    So, at the end of the day, if you cannot get to an instructor then it is best to treat such things as books and DVD's on martial arts as material to fuel your interest rather than a means of actual study - if nothing else they will give you an idea of what you will have to learn when you start training.
     
  11. Grenadier

    Grenadier Administrator Staff Member

    • LifeTime Supporting Member
    Joined:
    Mar 18, 2005
    Messages:
    10,675
    Likes Received:
    565
    Trophy Points:
    263
    I am not a Ninjutsu practitioner, but can still offer some insight into this matter.

    Books, videos, etc., are good materials for polishing up techniques that someone already has learned, and not good for learning the technique in the first place.

    Learning the techniques correctly means that you need a live instructor who knows his material, to watch over you, to make sure that you are using the correct mechanics, timing, etc. Without this, you have no way of knowing how to properly throw those techniques, nor will you receive any kind of feedback on whether or not you're doing it correctly.


    That being said, you need to find live instruction in some art to get started. Where do you live?
     
  12. Sanke

    Sanke Green Belt

    Joined:
    Mar 9, 2011
    Messages:
    165
    Likes Received:
    8
    Trophy Points:
    18
    Location:
    Melbourne, Australia
    Seconded on everything. Books and DVD's won't help you without prior instruction, and even then they can be more harm than good, depending on which ones you get your hands on (RVD for example).
    Sounds like you're enthusiastic, perhaps another search in your area for a school? They're more common than you might think, if you know what you're looking for.


    Sanke on the move.
     
  13. bwindussa

    bwindussa Yellow Belt

    Joined:
    Nov 21, 2009
    Messages:
    29
    Likes Received:
    0
    Trophy Points:
    1
    Location:
    SLC, UT
    Luckily there are more qualified instructors around than there used to be. If you're financially unable to attend a school then I suggest you start to get creative. My first year of training I earned by cleaning the dojo daily. Look around, ask around in your local community. You might be surprised what you are able to do to get formal instruction.
     
  14. Indagator

    Indagator Blue Belt

    Joined:
    Sep 13, 2010
    Messages:
    244
    Likes Received:
    7
    Trophy Points:
    18
    If you are thinking of looking into books or dvds until you can train physically, my advice would be don't waste your time trying to learn anything from a book or a dvd that you will have to unlearn later.

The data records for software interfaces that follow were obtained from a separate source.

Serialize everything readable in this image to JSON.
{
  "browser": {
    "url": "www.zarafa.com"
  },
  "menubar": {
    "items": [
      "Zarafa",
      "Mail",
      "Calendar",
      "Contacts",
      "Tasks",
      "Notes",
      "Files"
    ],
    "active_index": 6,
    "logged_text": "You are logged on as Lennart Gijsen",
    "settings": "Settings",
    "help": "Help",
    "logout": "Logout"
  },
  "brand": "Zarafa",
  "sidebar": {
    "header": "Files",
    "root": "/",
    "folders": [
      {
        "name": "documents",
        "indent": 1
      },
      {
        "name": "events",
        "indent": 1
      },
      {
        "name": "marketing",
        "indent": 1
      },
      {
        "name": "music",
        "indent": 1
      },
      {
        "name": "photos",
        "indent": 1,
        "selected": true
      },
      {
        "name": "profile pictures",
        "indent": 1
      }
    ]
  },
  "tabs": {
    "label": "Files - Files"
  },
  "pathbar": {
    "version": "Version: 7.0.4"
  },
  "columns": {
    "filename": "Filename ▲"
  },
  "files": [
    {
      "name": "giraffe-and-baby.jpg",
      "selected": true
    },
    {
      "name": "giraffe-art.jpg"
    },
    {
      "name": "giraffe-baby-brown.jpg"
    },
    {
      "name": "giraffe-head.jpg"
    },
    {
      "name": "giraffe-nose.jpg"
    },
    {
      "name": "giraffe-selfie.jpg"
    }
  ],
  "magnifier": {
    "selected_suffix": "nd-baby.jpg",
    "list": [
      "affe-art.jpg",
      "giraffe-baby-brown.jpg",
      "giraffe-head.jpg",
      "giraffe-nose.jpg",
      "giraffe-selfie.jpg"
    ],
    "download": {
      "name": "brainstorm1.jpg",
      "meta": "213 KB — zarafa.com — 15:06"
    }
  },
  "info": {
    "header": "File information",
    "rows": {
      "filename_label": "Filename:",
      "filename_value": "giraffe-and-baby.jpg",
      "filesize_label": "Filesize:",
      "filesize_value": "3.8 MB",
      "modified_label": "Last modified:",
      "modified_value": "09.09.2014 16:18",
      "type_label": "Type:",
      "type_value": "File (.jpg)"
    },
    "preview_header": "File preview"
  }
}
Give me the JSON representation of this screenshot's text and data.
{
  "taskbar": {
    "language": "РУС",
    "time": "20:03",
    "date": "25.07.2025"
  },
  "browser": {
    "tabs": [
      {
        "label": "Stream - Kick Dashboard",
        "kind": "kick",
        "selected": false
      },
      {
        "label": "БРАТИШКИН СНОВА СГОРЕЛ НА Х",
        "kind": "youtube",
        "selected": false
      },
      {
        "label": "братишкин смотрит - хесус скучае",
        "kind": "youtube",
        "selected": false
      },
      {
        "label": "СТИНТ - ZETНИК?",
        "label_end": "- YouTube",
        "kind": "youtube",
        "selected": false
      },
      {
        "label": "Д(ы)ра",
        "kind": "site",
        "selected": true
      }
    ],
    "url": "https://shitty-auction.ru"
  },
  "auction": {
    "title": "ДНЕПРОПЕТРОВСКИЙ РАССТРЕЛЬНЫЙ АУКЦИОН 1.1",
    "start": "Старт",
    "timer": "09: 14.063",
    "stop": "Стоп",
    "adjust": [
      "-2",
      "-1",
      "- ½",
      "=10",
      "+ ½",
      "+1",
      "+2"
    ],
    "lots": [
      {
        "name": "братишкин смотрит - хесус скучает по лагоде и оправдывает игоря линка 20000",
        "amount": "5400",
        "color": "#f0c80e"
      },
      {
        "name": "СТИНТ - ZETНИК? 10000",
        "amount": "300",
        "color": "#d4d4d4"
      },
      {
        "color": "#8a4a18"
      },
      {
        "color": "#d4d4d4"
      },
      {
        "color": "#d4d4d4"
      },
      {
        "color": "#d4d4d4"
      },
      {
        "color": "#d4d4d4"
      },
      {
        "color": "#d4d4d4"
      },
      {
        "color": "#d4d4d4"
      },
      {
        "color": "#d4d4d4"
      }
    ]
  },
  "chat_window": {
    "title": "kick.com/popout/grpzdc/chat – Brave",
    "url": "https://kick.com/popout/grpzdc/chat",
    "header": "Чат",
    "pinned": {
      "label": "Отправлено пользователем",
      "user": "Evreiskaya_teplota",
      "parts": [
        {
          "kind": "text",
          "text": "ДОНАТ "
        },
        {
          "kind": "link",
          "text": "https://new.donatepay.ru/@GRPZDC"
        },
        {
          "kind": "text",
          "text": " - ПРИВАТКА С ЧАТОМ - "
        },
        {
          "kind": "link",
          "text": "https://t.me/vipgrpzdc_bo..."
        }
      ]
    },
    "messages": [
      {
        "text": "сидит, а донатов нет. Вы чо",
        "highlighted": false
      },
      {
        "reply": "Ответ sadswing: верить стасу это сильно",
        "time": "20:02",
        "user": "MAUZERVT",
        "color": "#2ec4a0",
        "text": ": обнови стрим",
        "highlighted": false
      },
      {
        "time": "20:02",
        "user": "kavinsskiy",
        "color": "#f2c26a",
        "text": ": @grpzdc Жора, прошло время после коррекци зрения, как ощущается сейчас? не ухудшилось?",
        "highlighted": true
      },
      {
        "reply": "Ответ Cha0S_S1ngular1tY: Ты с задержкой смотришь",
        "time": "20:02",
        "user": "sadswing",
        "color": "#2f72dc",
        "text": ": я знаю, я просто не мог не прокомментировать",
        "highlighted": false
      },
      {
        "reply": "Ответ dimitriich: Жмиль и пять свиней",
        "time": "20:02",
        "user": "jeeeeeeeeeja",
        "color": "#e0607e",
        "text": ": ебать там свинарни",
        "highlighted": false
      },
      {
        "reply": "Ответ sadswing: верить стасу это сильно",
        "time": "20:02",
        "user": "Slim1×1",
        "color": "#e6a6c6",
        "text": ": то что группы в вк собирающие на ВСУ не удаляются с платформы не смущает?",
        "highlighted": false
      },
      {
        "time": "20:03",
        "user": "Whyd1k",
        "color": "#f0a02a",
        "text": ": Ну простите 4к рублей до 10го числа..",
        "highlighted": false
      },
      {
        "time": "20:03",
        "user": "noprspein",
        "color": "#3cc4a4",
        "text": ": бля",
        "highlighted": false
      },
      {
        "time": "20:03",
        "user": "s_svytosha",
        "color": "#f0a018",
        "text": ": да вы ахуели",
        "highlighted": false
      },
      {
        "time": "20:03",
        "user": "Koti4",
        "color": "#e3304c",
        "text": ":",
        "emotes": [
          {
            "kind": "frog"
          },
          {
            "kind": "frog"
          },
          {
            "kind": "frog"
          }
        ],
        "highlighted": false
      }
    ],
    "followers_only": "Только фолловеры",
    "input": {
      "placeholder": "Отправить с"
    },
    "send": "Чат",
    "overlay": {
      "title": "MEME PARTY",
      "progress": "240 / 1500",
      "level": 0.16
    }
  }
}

    If you must go with books and dvds, I suggest sticking to things that will cover some of the philosophical or historical perspectives on ninjutsu and thus give you a bit of a basis for understanding some of the roots of the art when you are able to study in it - I'd recommend probably History and Tradition by Dr Masaaki Hatsumi (although in large part ghostwritten by SKH) for a bit of an insight into some of the historical tools and traditions you will come across - although even this must be taken with a grain of salt.

    Tell you what - I recommend The Essence of Ninjutsu by Dr Masaaki Hatsumi. Just get that, and maybe some decent dvds on the history of the art. Why? Because every time I read that book I read it with new eyes based on how far I have come or what I have learned.
    It is a very deep and fruitful book to help get your mind working on the things it might pay to get it working on lol.

    Out of interest, why is there no chance for you to get an instructor?

    Maybe somebody here can help :)
     
  15. bwindussa

    bwindussa Yellow Belt

    Joined:
    Nov 21, 2009
    Messages:
    29
    Likes Received:
    0
    Trophy Points:
    1
    Location:
    SLC, UT
    Another thought is that, until you can get to an insteructor, you might consider working on your conditioning. That's something we all need to do on a regular basis anyway. You can work on building your strength, coordination, and fitness. That way when you find an instructor you'll be better prepared.123
     

Share This Page